Bitcoin peer-to-peer (BTC) exchange HodlHodl failed when it seemed like a prankster used a SIM attack to make the seller believe he would get the money.

This episode was reported on June 2 by a Reddit user called Gandeloft. According to the victim, he wanted to pay off his Bitcoin savings with 0.1747 BTC, worth $ 1,677 at the time of printing. On the HodlHodl platform, he found a trader willing to offer 1,650 euros, or 1,848 dollars, for bitcoins. It appears to have been higher than the current market price at the time due to the surprising trend of bitcoin, which it has witnessed changed its profit in less than 24 hours.

The buyer suggested using Revolut to locate the transaction and request the victim's phone number to pay.
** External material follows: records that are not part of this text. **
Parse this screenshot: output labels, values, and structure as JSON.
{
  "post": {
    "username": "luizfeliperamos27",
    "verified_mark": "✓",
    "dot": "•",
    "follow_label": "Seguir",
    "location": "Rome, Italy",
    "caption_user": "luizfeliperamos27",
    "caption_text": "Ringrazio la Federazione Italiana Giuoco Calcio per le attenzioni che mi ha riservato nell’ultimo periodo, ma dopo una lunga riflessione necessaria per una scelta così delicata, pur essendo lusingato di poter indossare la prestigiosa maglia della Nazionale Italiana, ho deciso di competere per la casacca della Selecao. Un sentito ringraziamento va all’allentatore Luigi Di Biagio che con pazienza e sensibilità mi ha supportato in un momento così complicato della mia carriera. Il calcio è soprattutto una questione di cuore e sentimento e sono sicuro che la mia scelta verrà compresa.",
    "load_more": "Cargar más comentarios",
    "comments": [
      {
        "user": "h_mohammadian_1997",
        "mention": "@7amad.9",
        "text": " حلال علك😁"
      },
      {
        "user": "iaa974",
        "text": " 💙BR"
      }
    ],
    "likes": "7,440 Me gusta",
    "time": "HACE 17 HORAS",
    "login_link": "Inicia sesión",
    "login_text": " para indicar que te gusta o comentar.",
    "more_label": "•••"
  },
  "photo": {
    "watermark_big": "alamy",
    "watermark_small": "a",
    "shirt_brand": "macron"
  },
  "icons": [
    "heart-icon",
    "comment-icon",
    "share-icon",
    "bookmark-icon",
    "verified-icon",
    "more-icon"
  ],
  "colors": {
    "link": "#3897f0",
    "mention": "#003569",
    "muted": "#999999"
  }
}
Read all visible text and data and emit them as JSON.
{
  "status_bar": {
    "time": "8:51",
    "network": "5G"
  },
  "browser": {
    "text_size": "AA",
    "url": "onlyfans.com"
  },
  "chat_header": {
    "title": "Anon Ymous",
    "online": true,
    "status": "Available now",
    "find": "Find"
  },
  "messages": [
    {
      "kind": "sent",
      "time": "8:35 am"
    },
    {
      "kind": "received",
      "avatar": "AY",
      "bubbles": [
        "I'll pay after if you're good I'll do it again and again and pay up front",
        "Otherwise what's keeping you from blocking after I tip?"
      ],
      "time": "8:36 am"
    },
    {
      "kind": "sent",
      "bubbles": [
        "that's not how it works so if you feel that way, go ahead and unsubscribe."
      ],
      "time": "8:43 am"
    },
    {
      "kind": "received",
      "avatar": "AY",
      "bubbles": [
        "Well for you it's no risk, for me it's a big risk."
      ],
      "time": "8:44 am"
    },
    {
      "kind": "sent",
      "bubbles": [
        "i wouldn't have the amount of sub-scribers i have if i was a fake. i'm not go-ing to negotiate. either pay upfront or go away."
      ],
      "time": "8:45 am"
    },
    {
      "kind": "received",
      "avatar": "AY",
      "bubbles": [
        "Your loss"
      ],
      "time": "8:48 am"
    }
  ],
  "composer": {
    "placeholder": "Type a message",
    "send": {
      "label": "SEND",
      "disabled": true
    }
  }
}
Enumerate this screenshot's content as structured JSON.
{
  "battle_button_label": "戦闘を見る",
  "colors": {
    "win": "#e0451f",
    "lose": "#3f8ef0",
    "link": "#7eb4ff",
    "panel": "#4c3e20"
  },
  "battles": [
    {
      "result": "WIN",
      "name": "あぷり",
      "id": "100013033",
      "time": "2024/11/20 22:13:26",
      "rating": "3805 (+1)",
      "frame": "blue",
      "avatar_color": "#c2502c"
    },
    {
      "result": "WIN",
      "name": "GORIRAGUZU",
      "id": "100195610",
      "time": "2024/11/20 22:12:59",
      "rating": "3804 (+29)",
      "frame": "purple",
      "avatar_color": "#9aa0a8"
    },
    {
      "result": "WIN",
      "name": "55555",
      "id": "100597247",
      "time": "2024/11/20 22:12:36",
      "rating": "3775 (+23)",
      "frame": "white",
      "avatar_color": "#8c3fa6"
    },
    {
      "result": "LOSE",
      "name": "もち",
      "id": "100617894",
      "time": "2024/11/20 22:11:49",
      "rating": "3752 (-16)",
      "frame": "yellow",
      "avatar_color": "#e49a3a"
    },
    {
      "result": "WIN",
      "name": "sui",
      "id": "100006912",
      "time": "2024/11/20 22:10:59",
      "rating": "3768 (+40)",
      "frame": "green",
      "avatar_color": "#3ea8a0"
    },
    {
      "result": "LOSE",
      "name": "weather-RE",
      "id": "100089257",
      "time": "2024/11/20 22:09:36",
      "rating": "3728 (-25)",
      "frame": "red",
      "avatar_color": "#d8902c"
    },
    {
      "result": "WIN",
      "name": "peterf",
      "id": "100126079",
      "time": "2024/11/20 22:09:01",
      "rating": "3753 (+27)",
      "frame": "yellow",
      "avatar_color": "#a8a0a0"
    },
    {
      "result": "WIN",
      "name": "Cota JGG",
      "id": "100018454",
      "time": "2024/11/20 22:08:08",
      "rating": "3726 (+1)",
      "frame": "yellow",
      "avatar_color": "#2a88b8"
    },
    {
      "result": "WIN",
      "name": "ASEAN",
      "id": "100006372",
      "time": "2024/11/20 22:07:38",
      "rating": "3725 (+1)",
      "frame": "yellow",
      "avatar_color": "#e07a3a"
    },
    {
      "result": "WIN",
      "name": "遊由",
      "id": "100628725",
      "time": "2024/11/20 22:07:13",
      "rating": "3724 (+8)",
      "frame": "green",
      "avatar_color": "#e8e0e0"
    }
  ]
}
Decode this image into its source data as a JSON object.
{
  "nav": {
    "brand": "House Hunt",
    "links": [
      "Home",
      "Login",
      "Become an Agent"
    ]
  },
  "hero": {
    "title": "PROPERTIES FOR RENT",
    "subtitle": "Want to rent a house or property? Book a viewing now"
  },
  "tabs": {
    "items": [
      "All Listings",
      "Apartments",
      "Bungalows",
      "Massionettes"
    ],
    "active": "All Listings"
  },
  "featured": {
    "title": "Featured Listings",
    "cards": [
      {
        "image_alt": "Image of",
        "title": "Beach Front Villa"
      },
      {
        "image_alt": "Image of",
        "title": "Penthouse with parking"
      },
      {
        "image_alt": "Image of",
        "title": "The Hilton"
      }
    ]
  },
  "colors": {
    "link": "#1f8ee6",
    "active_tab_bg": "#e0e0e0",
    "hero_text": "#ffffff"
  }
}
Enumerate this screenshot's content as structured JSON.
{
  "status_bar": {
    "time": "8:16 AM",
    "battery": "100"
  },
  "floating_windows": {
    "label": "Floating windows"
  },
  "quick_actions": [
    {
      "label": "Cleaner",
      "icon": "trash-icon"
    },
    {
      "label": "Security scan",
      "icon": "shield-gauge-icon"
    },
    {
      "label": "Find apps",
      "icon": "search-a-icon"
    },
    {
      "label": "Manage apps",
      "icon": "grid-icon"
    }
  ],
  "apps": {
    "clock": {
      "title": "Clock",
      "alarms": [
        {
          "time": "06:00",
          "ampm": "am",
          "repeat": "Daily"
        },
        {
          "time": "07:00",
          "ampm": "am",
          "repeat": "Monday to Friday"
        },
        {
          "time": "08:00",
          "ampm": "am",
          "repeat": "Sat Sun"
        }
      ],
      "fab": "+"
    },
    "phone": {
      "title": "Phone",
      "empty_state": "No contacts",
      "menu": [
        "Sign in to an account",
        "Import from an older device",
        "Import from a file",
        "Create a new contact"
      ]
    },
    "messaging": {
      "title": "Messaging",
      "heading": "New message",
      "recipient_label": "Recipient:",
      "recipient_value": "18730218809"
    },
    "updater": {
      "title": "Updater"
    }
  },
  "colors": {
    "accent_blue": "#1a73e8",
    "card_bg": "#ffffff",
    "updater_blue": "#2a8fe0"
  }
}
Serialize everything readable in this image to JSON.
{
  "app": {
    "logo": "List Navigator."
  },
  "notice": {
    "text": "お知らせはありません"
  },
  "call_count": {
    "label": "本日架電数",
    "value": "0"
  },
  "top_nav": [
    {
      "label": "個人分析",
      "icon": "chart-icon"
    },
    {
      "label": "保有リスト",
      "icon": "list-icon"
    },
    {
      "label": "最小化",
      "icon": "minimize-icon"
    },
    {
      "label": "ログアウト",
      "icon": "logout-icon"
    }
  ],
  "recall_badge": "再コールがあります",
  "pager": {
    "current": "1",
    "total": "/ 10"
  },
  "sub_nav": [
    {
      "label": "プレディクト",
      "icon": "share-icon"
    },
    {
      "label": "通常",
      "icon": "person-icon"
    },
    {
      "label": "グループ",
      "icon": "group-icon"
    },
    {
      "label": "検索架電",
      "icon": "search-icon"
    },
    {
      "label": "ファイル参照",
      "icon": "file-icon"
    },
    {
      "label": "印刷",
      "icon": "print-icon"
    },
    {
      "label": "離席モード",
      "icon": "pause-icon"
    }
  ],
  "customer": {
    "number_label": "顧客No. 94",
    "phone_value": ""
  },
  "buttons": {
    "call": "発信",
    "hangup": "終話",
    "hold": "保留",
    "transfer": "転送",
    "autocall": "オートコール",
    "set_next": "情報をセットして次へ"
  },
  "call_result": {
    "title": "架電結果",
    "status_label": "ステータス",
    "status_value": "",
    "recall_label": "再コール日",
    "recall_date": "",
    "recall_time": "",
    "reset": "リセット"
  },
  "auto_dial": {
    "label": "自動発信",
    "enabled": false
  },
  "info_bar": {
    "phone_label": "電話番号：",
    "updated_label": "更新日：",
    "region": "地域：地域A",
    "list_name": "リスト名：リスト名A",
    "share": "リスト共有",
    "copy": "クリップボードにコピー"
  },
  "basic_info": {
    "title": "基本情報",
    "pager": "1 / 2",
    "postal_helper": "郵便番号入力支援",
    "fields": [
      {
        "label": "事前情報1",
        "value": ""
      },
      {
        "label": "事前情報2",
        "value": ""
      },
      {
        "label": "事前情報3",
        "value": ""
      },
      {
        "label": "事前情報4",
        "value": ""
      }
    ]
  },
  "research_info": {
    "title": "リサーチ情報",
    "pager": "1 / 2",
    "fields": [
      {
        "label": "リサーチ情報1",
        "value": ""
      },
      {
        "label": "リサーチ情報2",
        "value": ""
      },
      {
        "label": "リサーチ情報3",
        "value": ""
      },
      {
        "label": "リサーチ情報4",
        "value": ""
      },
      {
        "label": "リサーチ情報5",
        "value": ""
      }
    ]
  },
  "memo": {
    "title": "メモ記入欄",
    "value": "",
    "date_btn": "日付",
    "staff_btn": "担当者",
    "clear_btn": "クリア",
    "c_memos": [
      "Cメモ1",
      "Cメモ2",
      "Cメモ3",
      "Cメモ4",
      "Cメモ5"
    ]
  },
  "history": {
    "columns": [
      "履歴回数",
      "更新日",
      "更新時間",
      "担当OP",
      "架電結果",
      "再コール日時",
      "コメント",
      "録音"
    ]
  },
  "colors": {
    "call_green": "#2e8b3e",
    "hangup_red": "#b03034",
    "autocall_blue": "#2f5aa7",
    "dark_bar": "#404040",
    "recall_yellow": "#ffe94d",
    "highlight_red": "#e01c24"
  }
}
The victim then received a realistic text message, allegedly from Revolut, stating that the broadcast was pending review and would be deleted within a few hours due to “site differences”.

At first glance, the message came from the same identifier that sent the two-factor authentication codes, making them real. Until the user saw the funds in the Revolut app, the hustler successfully pushed the victim to release the BTC from the lock.

The victim told Cointelegraph that Revolut confirmed that there were no text messages from her, and that the HodlHodl trading platform refused to provide additional data that could help catch the criminal. According to the victim, the platform replied: “We do not provide information about our users. You can call your bank and find out all the details. But in this case, there were no traceable bank transactions.

Cointelegraph requested a comment from Revolut and HodlHodl, but did not receive an immediate response.

SIM attacks are becoming more and more common
It is generally easy to recognize phishing attacks, but the ability to impersonate official addresses can increase their credibility. The SIM card is relatively easy to fake and very difficult to detect, although details vary from country to country. However, carriers can understand the true origin of fake SMS.

Mobile networks are also vulnerable to a more serious attack called SIM card replacement. You can do this by tricking technical support by switching phone numbers with another provider, although there are several other methods.

BlockFi loan provider recently got a data leak when the employee's phone number was exchanged to access the internal records.

For many years, Exchange users have also experienced such attacks, with a prominent case leading to an estimated loss of $ 24 million as a result of the exchange of SIM cards on the AT&T network.

Source: CoinTelegraph